Fry the cumin and mustard seeds until the mustard seeds start to pop. Cover with the pan lid to stop bits flying everywhere.

Add the ground coriander and turmeric and stir together. Immediately toss in carrots, which should be diced very small so that they cook quickly. Stir until carrots are covered in spicy oil mix (just a few seconds).

Add the washed rice and dahl and stir until they too are well mixed with the spice and carrots. Add water.

Bring to boil and then simmer on a medium/low heat with lid on until all the water has been absorbed (basically cook as you would basmati rice). After an initial stir resist the temptation to stir again until the end. Too much agitation makes it go all mushy (see above, lol).

Once water has been absorbed add a generous pinch of salt, stir in/fluff up with a fork, then leave it to one side for a minute or so to let it all settle. This just allows the flavours to bed in and any remaining water to be absorbed.

And that’s it, you’re good to go!
 

This recipe makes enough for one person, or two if you have something else with it. You can also add more vegetables to it too along with the carrot. It works great with some finely diced courgette. I only had a carrot available so I just went with that. Also, a sprig on chopped fresh coriander doesn’t hurt either (in which case you’d cut down on the ground coriander).
 
🙂

Courgette and Spinach Soup

The great thing about cooking at the yoga centre is that I get to experiment once more. It’s been a while. So check this out, the first of many new recipes I hope.

courgette and spinach soup

1 leek
2 courgette
1/2 a bag of spinach (approx 100g)
1 inch of fresh ginger
1/2 tsp fennel seeds
1 tsp cumin seeds
1/2 tsp turmeric
1/4 tsp black pepper
juice of 1 lemon
1/4-1/2 tsp salt (to taste)
olive oil
3 cups of boiling water

In a large pan fry the fennel and cumin seeds in hot oil for 1-2 minutes. Add the turmeric and black pepper, and mix.

Add the chopped leek and fry for a few minutes until soft.

Scrape the skin off the ginger and chop as small as possible. Add to leek and fry for another minute or two.

Add the courgette, cut length ways and chopped into half moon slices, and fry for a further 3 minutes until softened a bit.

Add the boiling water, cover, and simmer for 20 minutes until vegetables are cooked.

Add the spinach, washed and roughly chopped, and the lemon juice and salt. Cover and simmer for a further 5 minutes.

Remove from heat and blend until smooth (mash roughly if you don’t have a blender). Do final seasoning then serve.

The lemon juice really gives this soup the kick of flavour it needs. And the fennel seeds add a welcome random element to the taste when eating, as you bite into them only occasionally, getting an aniseedy taste you’re not expecting.

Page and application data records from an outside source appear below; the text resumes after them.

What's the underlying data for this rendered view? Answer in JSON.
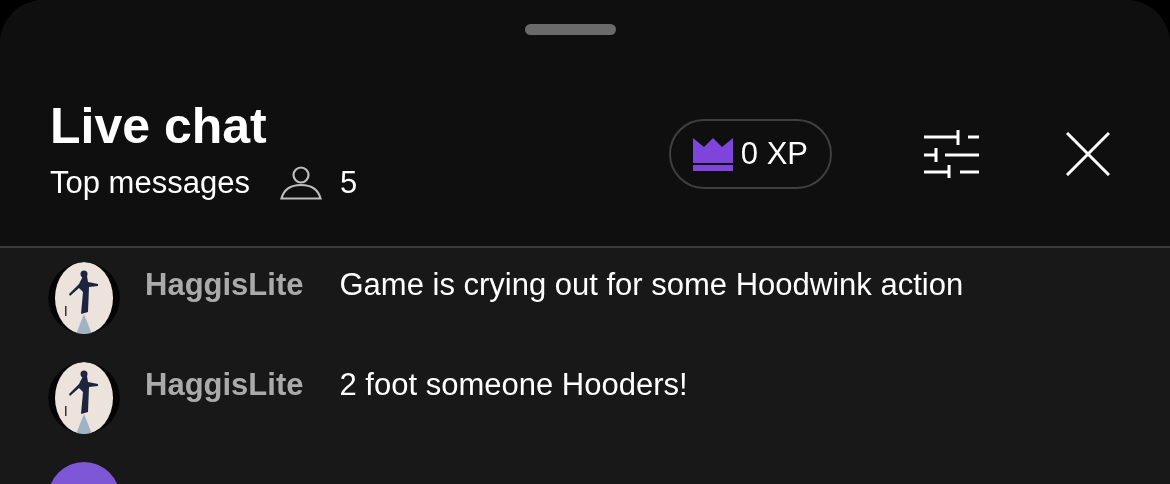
{
  "header": {
    "title": "Live chat",
    "mode": "Top messages",
    "viewers": "5",
    "xp": "0 XP"
  },
  "messages": [
    {
      "author": "HaggisLite",
      "text": "Game is crying out for some Hoodwink action"
    },
    {
      "author": "HaggisLite",
      "text": "2 foot someone Hooders!"
    },
    {
      "avatar": {
        "kind": "color",
        "color": "#7e57d6"
      }
    }
  ]
}
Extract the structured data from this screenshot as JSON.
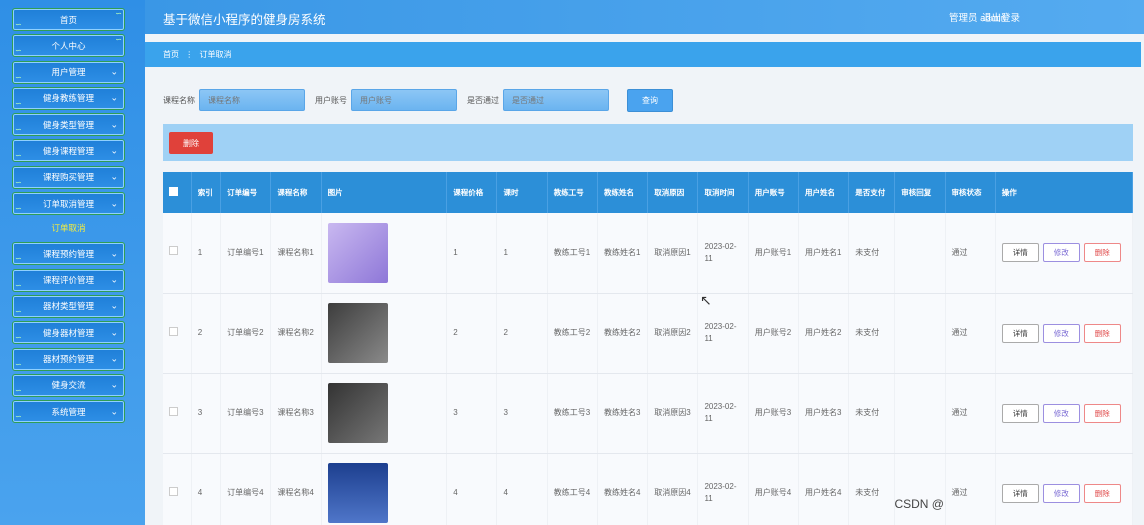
{
  "app_title": "基于微信小程序的健身房系统",
  "header": {
    "user_label": "管理员 admin",
    "logout_label": "退出登录"
  },
  "sidebar": {
    "items": [
      {
        "label": "首页"
      },
      {
        "label": "个人中心"
      },
      {
        "label": "用户管理"
      },
      {
        "label": "健身教练管理"
      },
      {
        "label": "健身类型管理"
      },
      {
        "label": "健身课程管理"
      },
      {
        "label": "课程购买管理"
      },
      {
        "label": "订单取消管理"
      },
      {
        "label": "课程预约管理"
      },
      {
        "label": "课程评价管理"
      },
      {
        "label": "器材类型管理"
      },
      {
        "label": "健身器材管理"
      },
      {
        "label": "器材预约管理"
      },
      {
        "label": "健身交流"
      },
      {
        "label": "系统管理"
      }
    ],
    "active_submenu": "订单取消"
  },
  "breadcrumb": {
    "home": "首页",
    "separator": "⋮",
    "current": "订单取消"
  },
  "search": {
    "course_label": "课程名称",
    "course_placeholder": "课程名称",
    "account_label": "用户账号",
    "account_placeholder": "用户账号",
    "passed_label": "是否通过",
    "passed_placeholder": "是否通过",
    "button": "查询"
  },
  "actions": {
    "delete": "删除"
  },
  "table": {
    "headers": [
      "索引",
      "订单编号",
      "课程名称",
      "图片",
      "课程价格",
      "课时",
      "教练工号",
      "教练姓名",
      "取消原因",
      "取消时间",
      "用户账号",
      "用户姓名",
      "是否支付",
      "审核回复",
      "审核状态",
      "操作"
    ],
    "rows": [
      {
        "idx": "1",
        "order": "订单编号1",
        "course": "课程名称1",
        "price": "1",
        "hours": "1",
        "coach_no": "教练工号1",
        "coach_name": "教练姓名1",
        "reason": "取消原因1",
        "time": "2023-02-11",
        "account": "用户账号1",
        "uname": "用户姓名1",
        "paid": "未支付",
        "reply": "",
        "status": "通过"
      },
      {
        "idx": "2",
        "order": "订单编号2",
        "course": "课程名称2",
        "price": "2",
        "hours": "2",
        "coach_no": "教练工号2",
        "coach_name": "教练姓名2",
        "reason": "取消原因2",
        "time": "2023-02-11",
        "account": "用户账号2",
        "uname": "用户姓名2",
        "paid": "未支付",
        "reply": "",
        "status": "通过"
      },
      {
        "idx": "3",
        "order": "订单编号3",
        "course": "课程名称3",
        "price": "3",
        "hours": "3",
        "coach_no": "教练工号3",
        "coach_name": "教练姓名3",
        "reason": "取消原因3",
        "time": "2023-02-11",
        "account": "用户账号3",
        "uname": "用户姓名3",
        "paid": "未支付",
        "reply": "",
        "status": "通过"
      },
      {
        "idx": "4",
        "order": "订单编号4",
        "course": "课程名称4",
        "price": "4",
        "hours": "4",
        "coach_no": "教练工号4",
        "coach_name": "教练姓名4",
        "reason": "取消原因4",
        "time": "2023-02-11",
        "account": "用户账号4",
        "uname": "用户姓名4",
        "paid": "未支付",
        "reply": "",
        "status": "通过"
      }
    ],
    "ops": {
      "detail": "详情",
      "edit": "修改",
      "delete": "删除"
    }
  },
  "watermark": "CSDN @"
}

I’m quite proud of this concoction, and I urge you to give it a go. I think you’ll be pleasantly surprised. 🙂

Ever Tried Black Garlic?

You know you’ve got a cooking problem when you see some new random ingredient in the supermarket and you just have to have it!

black garlic and mini chillies

I came across this the other day whilst looking for fennel seeds (keep an eye out for an excellent soup recipe coming soon) and I just couldn’t resist. It’s garlic that’s been aged, meaning the harsh flavours have mellowed leaving you with a sweet bulb of balsamicy, squishy goodness.

Seriously, this stuff is so nice I kept just biting bits off to chew. It’s just that morish. I decided to cook it with some chillies from the plant my friend gave me as a thank you for providing her with Spanish lessons (on CD that is. Me no hablo… or something like that), and I’m glad I did. The spiciness complimented the sweetness very well, though admittedly next time I’d use a few less chillies; Phew!

sweet and spicy pasta

I just fried some chopped onion, added the garlic and chillies (also chopped), chucked in a couple of sliced chestnut mushrooms, two diced tomatoes (some tomato puree) and a sprinkling of oregano – pausing between steps to let the previous ingredients cook – and that was it, job done. Simple huh?

Chuck that in with some al dente pasta et voila, there you have it, a bowl of nice simple flavours that compliment each other really well. If you get a chance to have a go with black garlic I highly recommend it. It has a unique taste that your palate will thank you for trying at least once.